Task details →
Go through the data below line by line and count those containing the word "Didi". Reply with the count only.

[[ Exercise data, beginning ]]

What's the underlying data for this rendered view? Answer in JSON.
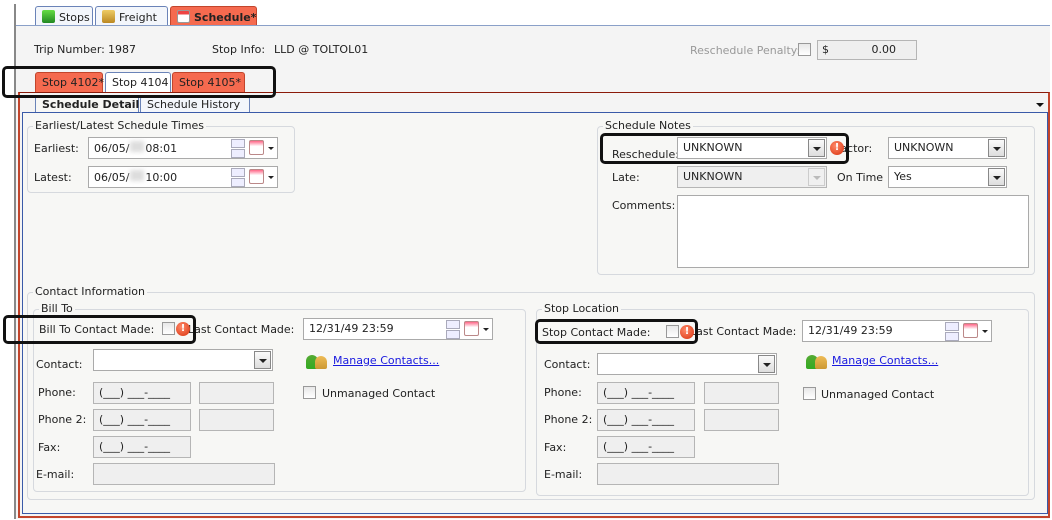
{
  "top_tabs": [
    {
      "label": "Stops",
      "icon": "green-cube-icon"
    },
    {
      "label": "Freight",
      "icon": "package-icon"
    },
    {
      "label": "Schedule*",
      "icon": "calendar-icon"
    }
  ],
  "header": {
    "trip_label": "Trip Number:",
    "trip_value": "1987",
    "stop_info_label": "Stop Info:",
    "stop_info_value": "LLD @ TOLTOL01",
    "penalty_label": "Reschedule Penalty:",
    "penalty_currency": "$",
    "penalty_value": "0.00"
  },
  "stop_tabs": [
    {
      "label": "Stop 4102*"
    },
    {
      "label": "Stop 4104"
    },
    {
      "label": "Stop 4105*"
    }
  ],
  "sub_tabs": [
    {
      "label": "Schedule Detail"
    },
    {
      "label": "Schedule History"
    }
  ],
  "times": {
    "title": "Earliest/Latest Schedule Times",
    "earliest_label": "Earliest:",
    "earliest_date": "06/05/",
    "earliest_time": "08:01",
    "latest_label": "Latest:",
    "latest_date": "06/05/",
    "latest_time": "10:00"
  },
  "notes": {
    "title": "Schedule Notes",
    "reschedule_label": "Reschedule:",
    "reschedule_value": "UNKNOWN",
    "factor_label": "Factor:",
    "factor_value": "UNKNOWN",
    "late_label": "Late:",
    "late_value": "UNKNOWN",
    "ontime_label": "On Time",
    "ontime_value": "Yes",
    "comments_label": "Comments:",
    "comments_value": ""
  },
  "contact": {
    "title": "Contact Information",
    "bill_to": {
      "title": "Bill To",
      "made_label": "Bill To Contact Made:",
      "last_label": "Last Contact Made:",
      "last_value": "12/31/49 23:59",
      "contact_label": "Contact:",
      "manage_link": "Manage Contacts...",
      "unmanaged_label": "Unmanaged Contact",
      "phone_label": "Phone:",
      "phone_value": "(___) ___-____",
      "phone2_label": "Phone 2:",
      "phone2_value": "(___) ___-____",
      "fax_label": "Fax:",
      "fax_value": "(___) ___-____",
      "email_label": "E-mail:"
    },
    "stop_location": {
      "title": "Stop Location",
      "made_label": "Stop Contact Made:",
      "last_label": "Last Contact Made:",
      "last_value": "12/31/49 23:59",
      "contact_label": "Contact:",
      "manage_link": "Manage Contacts...",
      "unmanaged_label": "Unmanaged Contact",
      "phone_label": "Phone:",
      "phone_value": "(___) ___-____",
      "phone2_label": "Phone 2:",
      "phone2_value": "(___) ___-____",
      "fax_label": "Fax:",
      "fax_value": "(___) ___-____",
      "email_label": "E-mail:"
    }
  },
  "colors": {
    "modified_tab": "#f56a4f",
    "link": "#1a1adf",
    "panel_border": "#c2452c"
  }
}
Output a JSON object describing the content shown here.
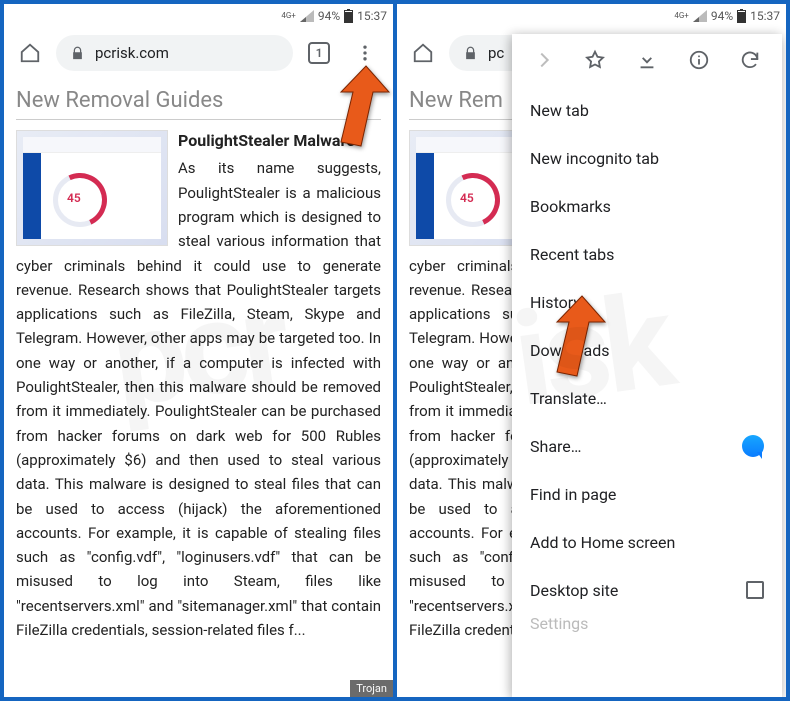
{
  "status": {
    "network": "4G+",
    "battery_pct": "94%",
    "time": "15:37"
  },
  "toolbar": {
    "host": "pcrisk.com",
    "host_truncated": "pc",
    "tab_count": "1"
  },
  "page": {
    "section_title": "New Removal Guides",
    "section_title_truncated": "New Rem",
    "article_title": "PoulightStealer Malware",
    "article_body": "As its name suggests, PoulightStealer is a malicious program which is designed to steal various information that cyber criminals behind it could use to generate revenue. Research shows that PoulightStealer targets applications such as FileZilla, Steam, Skype and Telegram. However, other apps may be targeted too. In one way or another, if a computer is infected with PoulightStealer, then this malware should be removed from it immediately. PoulightStealer can be purchased from hacker forums on dark web for 500 Rubles (approximately $6) and then used to steal various data. This malware is designed to steal files that can be used to access (hijack) the aforementioned accounts. For example, it is capable of stealing files such as \"config.vdf\", \"loginusers.vdf\" that can be misused to log into Steam, files like \"recentservers.xml\" and \"sitemanager.xml\" that contain FileZilla credentials, session-related files f...",
    "thumb_score": "45",
    "tag": "Trojan"
  },
  "menu": {
    "items": [
      "New tab",
      "New incognito tab",
      "Bookmarks",
      "Recent tabs",
      "History",
      "Downloads",
      "Translate…",
      "Share…",
      "Find in page",
      "Add to Home screen",
      "Desktop site"
    ],
    "cutoff": "Settings"
  },
  "chart_data": {
    "type": "gauge-thumbnail",
    "value": 45,
    "max": 70,
    "note": "small gauge graphic inside article thumbnail; approximate reading"
  }
}
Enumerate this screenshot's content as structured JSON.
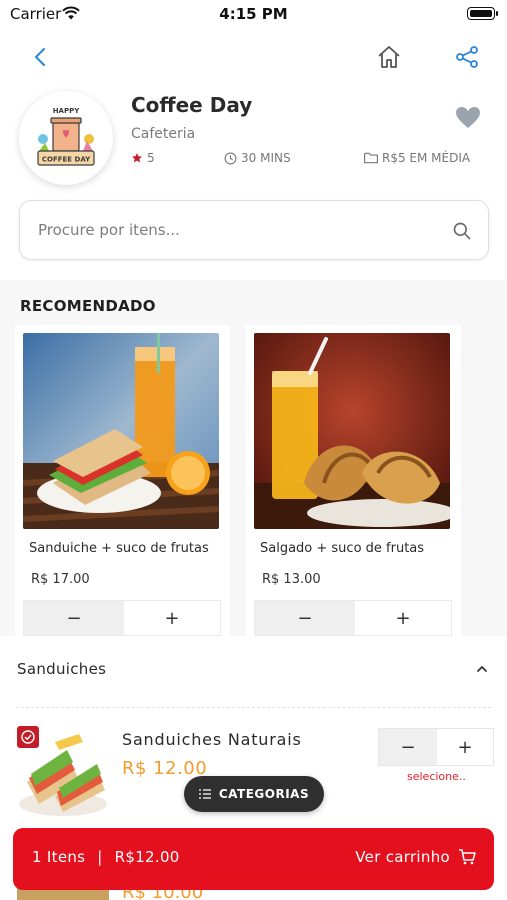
{
  "status_bar": {
    "carrier": "Carrier",
    "time": "4:15 PM"
  },
  "nav": {
    "back_icon": "chevron-left-icon",
    "home_icon": "home-icon",
    "share_icon": "share-icon"
  },
  "store": {
    "name": "Coffee Day",
    "type": "Cafeteria",
    "rating": "5",
    "delivery_time": "30 MINS",
    "avg_price": "R$5 EM MÉDIA",
    "logo_top_text": "HAPPY",
    "logo_bottom_text": "COFFEE DAY"
  },
  "search": {
    "placeholder": "Procure por itens..."
  },
  "recommended": {
    "title": "RECOMENDADO",
    "items": [
      {
        "name": "Sanduiche + suco de frutas",
        "price": "R$ 17.00"
      },
      {
        "name": "Salgado + suco de frutas",
        "price": "R$ 13.00"
      }
    ],
    "minus_label": "−",
    "plus_label": "+"
  },
  "category": {
    "label": "Sanduiches",
    "products": [
      {
        "name": "Sanduiches Naturais",
        "price": "R$ 12.00",
        "select_label": "selecione..",
        "minus_label": "−",
        "plus_label": "+"
      }
    ],
    "next_price": "R$ 10.00"
  },
  "categories_button": {
    "label": "CATEGORIAS"
  },
  "cart": {
    "items": "1 Itens",
    "separator": "|",
    "total": "R$12.00",
    "action": "Ver carrinho"
  },
  "colors": {
    "accent_red": "#e4101e",
    "price_orange": "#f39b2e",
    "link_blue": "#2b86d9"
  }
}
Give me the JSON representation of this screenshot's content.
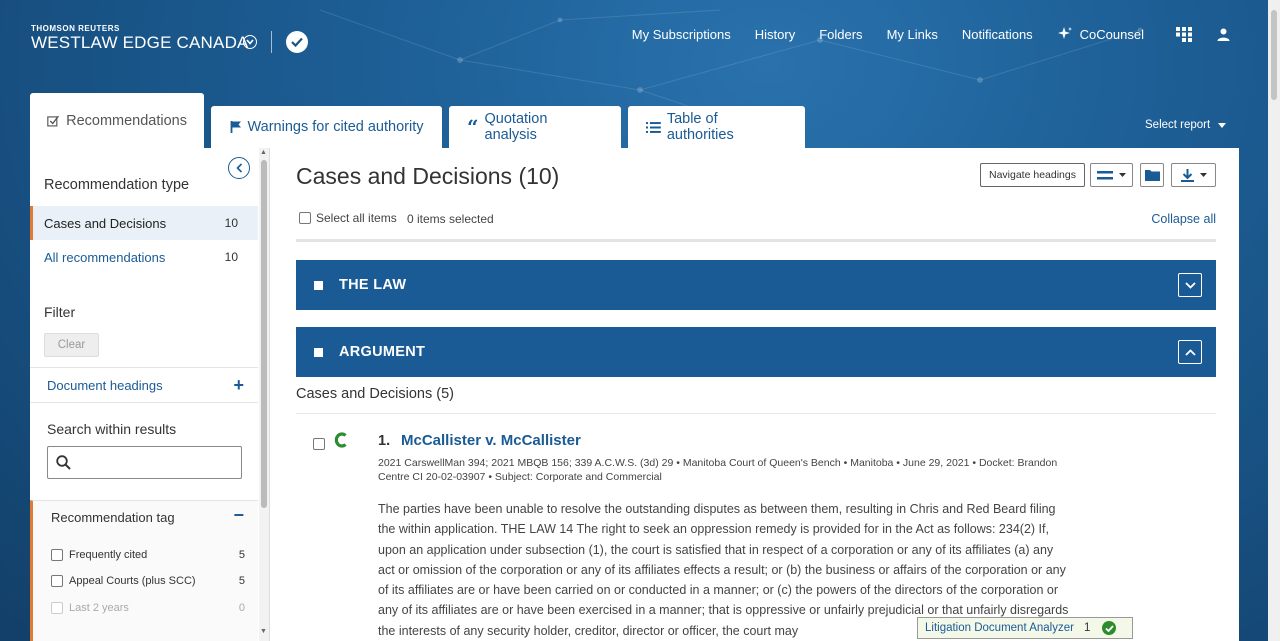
{
  "brand": {
    "company": "THOMSON REUTERS",
    "product": "WESTLAW EDGE CANADA"
  },
  "topnav": {
    "items": [
      "My Subscriptions",
      "History",
      "Folders",
      "My Links",
      "Notifications",
      "CoCounsel"
    ]
  },
  "tabs": [
    {
      "label": "Recommendations",
      "icon": "checkbox-icon"
    },
    {
      "label": "Warnings for cited authority",
      "icon": "flag-icon"
    },
    {
      "label": "Quotation analysis",
      "icon": "quote-icon"
    },
    {
      "label": "Table of authorities",
      "icon": "list-icon"
    }
  ],
  "select_report": "Select report",
  "sidebar": {
    "rec_type_title": "Recommendation type",
    "types": [
      {
        "label": "Cases and Decisions",
        "count": "10"
      },
      {
        "label": "All recommendations",
        "count": "10"
      }
    ],
    "filter_title": "Filter",
    "clear": "Clear",
    "doc_headings": "Document headings",
    "search_title": "Search within results",
    "search_placeholder": "",
    "rec_tag_title": "Recommendation tag",
    "tags": [
      {
        "label": "Frequently cited",
        "count": "5"
      },
      {
        "label": "Appeal Courts (plus SCC)",
        "count": "5"
      },
      {
        "label": "Last 2 years",
        "count": "0"
      }
    ]
  },
  "content": {
    "title": "Cases and Decisions (10)",
    "navigate_headings": "Navigate headings",
    "select_all": "Select all items",
    "selected": "0 items selected",
    "collapse_all": "Collapse all",
    "sections": [
      {
        "label": "THE LAW",
        "state": "collapsed"
      },
      {
        "label": "ARGUMENT",
        "state": "expanded"
      }
    ],
    "sub_heading": "Cases and Decisions (5)",
    "result": {
      "number": "1.",
      "title": "McCallister v. McCallister",
      "meta": "2021 CarswellMan 394; 2021 MBQB 156; 339 A.C.W.S. (3d) 29  •  Manitoba Court of Queen's Bench  •  Manitoba  •  June 29, 2021  •  Docket: Brandon Centre CI 20-02-03907  •  Subject: Corporate and Commercial",
      "body": "The parties have been unable to resolve the outstanding disputes as between them, resulting in Chris and Red Beard filing the within application. THE LAW 14 The right to seek an oppression remedy is provided for in the Act as follows: 234(2) If, upon an application under subsection (1), the court is satisfied that in respect of a corporation or any of its affiliates (a) any act or omission of the corporation or any of its affiliates effects a result; or (b) the business or affairs of the corporation or any of its affiliates are or have been carried on or conducted in a manner; or (c) the powers of the directors of the corporation or any of its affiliates are or have been exercised in a manner; that is oppressive or unfairly prejudicial or that unfairly disregards the interests of any security holder, creditor, director or officer, the court may"
    }
  },
  "lda": {
    "label": "Litigation Document Analyzer",
    "count": "1"
  }
}
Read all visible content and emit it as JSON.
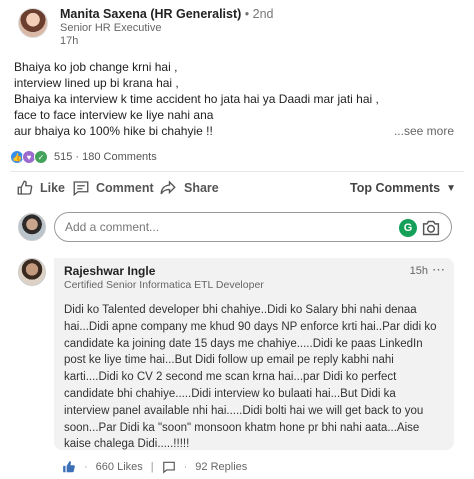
{
  "post": {
    "author_name": "Manita Saxena (HR Generalist)",
    "author_degree": " • 2nd",
    "author_title": "Senior HR Executive",
    "time": "17h",
    "lines": [
      "Bhaiya ko job change krni hai ,",
      "interview lined up bi krana hai ,",
      "Bhaiya ka interview k time accident ho jata hai ya Daadi mar jati hai ,",
      "face to face interview ke liye nahi ana",
      "aur bhaiya ko 100% hike bi chahyie !!"
    ],
    "see_more": "...see more",
    "reactions_count": "515",
    "comments_count": "180 Comments",
    "counts_sep": " · "
  },
  "actions": {
    "like": "Like",
    "comment": "Comment",
    "share": "Share",
    "sort": "Top Comments"
  },
  "comment_input": {
    "placeholder": "Add a comment..."
  },
  "comment": {
    "name": "Rajeshwar Ingle",
    "title": "Certified Senior Informatica ETL Developer",
    "time": "15h",
    "lines": [
      "Didi ko Talented developer bhi chahiye..Didi ko Salary bhi nahi denaa",
      "hai...Didi apne company me khud 90 days NP enforce krti hai..Par didi ko",
      "candidate ka joining date 15 days me chahiye.....Didi ke paas LinkedIn",
      "post ke liye time hai...But Didi follow up email pe reply kabhi nahi",
      "karti....Didi ko CV 2 second me scan krna hai...par Didi ko perfect",
      "candidate bhi chahiye.....Didi interview ko bulaati hai...But Didi ka",
      "interview panel available nhi hai.....Didi bolti hai we will get back to you",
      "soon...Par Didi ka \"soon\" monsoon khatm hone pr bhi nahi aata...Aise",
      "kaise chalega Didi.....!!!!!"
    ],
    "likes": "660 Likes",
    "replies": "92 Replies"
  }
}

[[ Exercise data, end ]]

Exercise answer →
9